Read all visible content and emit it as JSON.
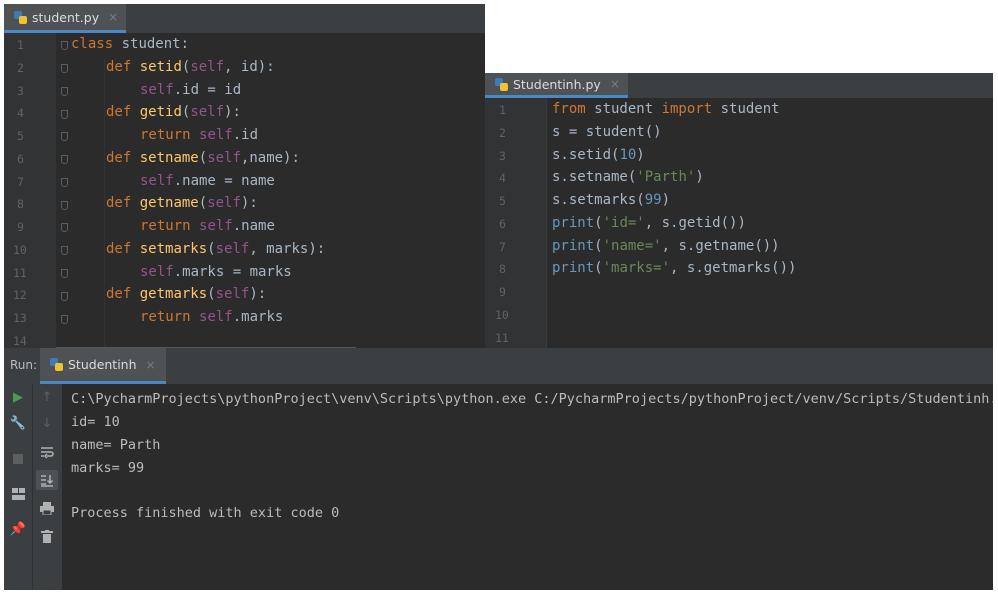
{
  "editor_left": {
    "tab": {
      "label": "student.py",
      "close": "×"
    },
    "line_numbers": [
      "1",
      "2",
      "3",
      "4",
      "5",
      "6",
      "7",
      "8",
      "9",
      "10",
      "11",
      "12",
      "13",
      "14"
    ]
  },
  "editor_right": {
    "tab": {
      "label": "Studentinh.py",
      "close": "×"
    },
    "line_numbers": [
      "1",
      "2",
      "3",
      "4",
      "5",
      "6",
      "7",
      "8",
      "9",
      "10",
      "11"
    ]
  },
  "code_left": {
    "l1_kw": "class",
    "l1_rest": " student:",
    "def": "def",
    "setid": "setid",
    "setid_self": "self",
    "setid_args": ", id):",
    "l3_self": "self",
    "l3_rest": ".id = id",
    "getid": "getid",
    "getid_self": "self",
    "getid_end": "):",
    "return": "return",
    "l5_self": "self",
    "l5_rest": ".id",
    "setname": "setname",
    "setname_self": "self",
    "setname_args": ",name):",
    "l7_self": "self",
    "l7_rest": ".name = name",
    "getname": "getname",
    "getname_self": "self",
    "getname_end": "):",
    "l9_self": "self",
    "l9_rest": ".name",
    "setmarks": "setmarks",
    "setmarks_self": "self",
    "setmarks_args": ", marks):",
    "l11_self": "self",
    "l11_rest": ".marks = marks",
    "getmarks": "getmarks",
    "getmarks_self": "self",
    "getmarks_end": "):",
    "l13_self": "self",
    "l13_rest": ".marks",
    "open_paren": "("
  },
  "code_right": {
    "from": "from",
    "mod": " student ",
    "import": "import",
    "cls": " student",
    "l2": "s = student()",
    "l3_a": "s.setid(",
    "l3_num": "10",
    "l3_b": ")",
    "l4_a": "s.setname(",
    "l4_str": "'Parth'",
    "l4_b": ")",
    "l5_a": "s.setmarks(",
    "l5_num": "99",
    "l5_b": ")",
    "print": "print",
    "paren": "(",
    "l6_str": "'id='",
    "l6_rest": ", s.getid())",
    "l7_str": "'name='",
    "l7_rest": ", s.getname())",
    "l8_str": "'marks='",
    "l8_rest": ", s.getmarks())"
  },
  "run": {
    "label": "Run:",
    "tab_label": "Studentinh",
    "tab_close": "×",
    "output": [
      "C:\\PycharmProjects\\pythonProject\\venv\\Scripts\\python.exe C:/PycharmProjects/pythonProject/venv/Scripts/Studentinh.py",
      "id= 10",
      "name= Parth",
      "marks= 99",
      "",
      "Process finished with exit code 0"
    ]
  },
  "colors": {
    "editor_bg": "#2b2b2b",
    "keyword": "#cc7832",
    "function": "#ffc66d",
    "self": "#94558d",
    "string": "#6a8759",
    "number": "#6897bb",
    "run_green": "#499c54"
  },
  "icons": {
    "left_tools": [
      "run-icon",
      "wrench-icon",
      "stop-icon",
      "layout-icon",
      "pin-icon"
    ],
    "right_tools": [
      "arrow-up-icon",
      "arrow-down-icon",
      "soft-wrap-icon",
      "scroll-to-end-icon",
      "print-icon",
      "trash-icon"
    ]
  }
}
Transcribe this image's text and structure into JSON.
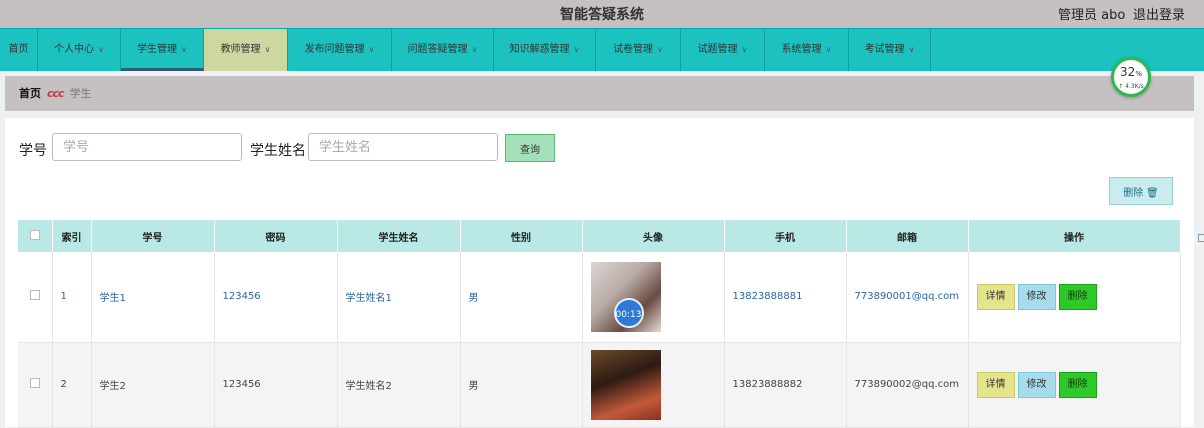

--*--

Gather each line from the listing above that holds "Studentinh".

**RESULT BELOW**
      "label": "Studentinh.py",
    "tab_label": "Studentinh",
      "C:\\PycharmProjects\\pythonProject\\venv\\Scripts\\python.exe C:/PycharmProjects/pythonProject/venv/Scripts/Studentinh.py",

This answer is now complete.